===== DATA RECORDS =====
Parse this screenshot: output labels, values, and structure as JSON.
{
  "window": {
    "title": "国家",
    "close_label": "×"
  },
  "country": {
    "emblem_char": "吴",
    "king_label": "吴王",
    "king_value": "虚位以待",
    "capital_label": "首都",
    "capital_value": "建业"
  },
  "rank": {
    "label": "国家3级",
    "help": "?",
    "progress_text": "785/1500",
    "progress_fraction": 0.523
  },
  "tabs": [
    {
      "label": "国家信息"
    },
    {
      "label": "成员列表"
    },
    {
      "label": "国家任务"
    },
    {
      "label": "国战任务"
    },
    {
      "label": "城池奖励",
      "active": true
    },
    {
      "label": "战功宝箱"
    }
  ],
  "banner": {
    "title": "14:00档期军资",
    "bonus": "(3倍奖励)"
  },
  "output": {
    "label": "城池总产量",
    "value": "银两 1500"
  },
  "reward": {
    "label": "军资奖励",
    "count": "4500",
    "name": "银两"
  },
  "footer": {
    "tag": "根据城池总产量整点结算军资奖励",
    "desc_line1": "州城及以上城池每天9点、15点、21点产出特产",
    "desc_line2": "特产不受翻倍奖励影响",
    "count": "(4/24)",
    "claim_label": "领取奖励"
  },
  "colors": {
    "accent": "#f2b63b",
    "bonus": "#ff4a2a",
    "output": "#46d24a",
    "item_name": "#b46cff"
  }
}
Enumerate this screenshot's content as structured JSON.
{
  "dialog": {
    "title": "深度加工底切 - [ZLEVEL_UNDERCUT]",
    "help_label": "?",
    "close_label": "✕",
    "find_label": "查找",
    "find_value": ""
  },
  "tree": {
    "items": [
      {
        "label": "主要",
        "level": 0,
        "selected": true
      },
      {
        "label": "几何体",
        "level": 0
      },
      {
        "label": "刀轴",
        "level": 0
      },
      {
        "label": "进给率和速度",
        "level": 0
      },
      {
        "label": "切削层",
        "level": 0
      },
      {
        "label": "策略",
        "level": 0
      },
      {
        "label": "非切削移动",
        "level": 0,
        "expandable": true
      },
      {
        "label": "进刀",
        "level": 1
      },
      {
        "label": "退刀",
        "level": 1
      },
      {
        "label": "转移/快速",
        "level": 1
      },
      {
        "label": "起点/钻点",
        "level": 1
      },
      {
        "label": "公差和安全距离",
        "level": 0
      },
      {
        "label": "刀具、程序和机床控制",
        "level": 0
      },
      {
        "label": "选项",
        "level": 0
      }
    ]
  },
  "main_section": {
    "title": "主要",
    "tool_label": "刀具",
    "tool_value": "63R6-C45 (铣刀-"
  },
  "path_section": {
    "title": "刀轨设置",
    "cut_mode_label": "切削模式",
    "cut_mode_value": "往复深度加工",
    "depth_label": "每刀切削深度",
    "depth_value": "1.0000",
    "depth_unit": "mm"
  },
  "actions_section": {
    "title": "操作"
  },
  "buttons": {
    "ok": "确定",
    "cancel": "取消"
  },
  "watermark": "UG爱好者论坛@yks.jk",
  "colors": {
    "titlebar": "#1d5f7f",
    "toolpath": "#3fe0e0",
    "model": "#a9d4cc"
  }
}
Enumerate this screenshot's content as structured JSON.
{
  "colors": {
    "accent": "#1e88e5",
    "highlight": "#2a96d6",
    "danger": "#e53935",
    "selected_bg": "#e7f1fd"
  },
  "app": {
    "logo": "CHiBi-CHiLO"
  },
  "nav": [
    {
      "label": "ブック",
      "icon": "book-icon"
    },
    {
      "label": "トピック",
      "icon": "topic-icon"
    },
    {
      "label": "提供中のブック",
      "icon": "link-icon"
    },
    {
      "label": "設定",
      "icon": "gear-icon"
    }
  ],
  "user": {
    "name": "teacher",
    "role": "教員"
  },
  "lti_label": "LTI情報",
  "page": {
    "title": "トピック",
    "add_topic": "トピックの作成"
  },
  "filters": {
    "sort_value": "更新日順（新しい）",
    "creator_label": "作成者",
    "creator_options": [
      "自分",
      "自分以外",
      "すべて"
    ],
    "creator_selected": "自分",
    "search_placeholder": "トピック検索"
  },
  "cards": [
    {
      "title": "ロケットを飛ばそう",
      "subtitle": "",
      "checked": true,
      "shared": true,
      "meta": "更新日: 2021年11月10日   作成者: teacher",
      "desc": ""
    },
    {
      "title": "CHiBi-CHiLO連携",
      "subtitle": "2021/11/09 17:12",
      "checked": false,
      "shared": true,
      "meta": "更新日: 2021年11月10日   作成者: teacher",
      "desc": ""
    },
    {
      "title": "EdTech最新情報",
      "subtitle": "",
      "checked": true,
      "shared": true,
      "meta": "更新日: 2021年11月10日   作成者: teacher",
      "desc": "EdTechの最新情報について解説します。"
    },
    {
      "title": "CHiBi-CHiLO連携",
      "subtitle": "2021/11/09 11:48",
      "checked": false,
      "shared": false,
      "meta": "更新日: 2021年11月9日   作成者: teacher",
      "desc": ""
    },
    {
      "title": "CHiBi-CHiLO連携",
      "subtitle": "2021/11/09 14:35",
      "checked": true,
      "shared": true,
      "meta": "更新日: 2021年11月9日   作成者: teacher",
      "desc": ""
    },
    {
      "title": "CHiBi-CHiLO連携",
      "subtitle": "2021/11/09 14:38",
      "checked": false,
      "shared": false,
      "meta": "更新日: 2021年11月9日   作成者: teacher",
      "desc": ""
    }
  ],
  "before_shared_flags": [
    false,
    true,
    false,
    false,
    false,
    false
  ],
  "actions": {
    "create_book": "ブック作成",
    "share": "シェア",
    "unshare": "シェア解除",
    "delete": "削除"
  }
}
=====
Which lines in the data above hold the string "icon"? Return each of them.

OUTPUT FOR THIS TASK
      "icon": "book-icon"
      "icon": "topic-icon"
      "icon": "link-icon"
      "icon": "gear-icon"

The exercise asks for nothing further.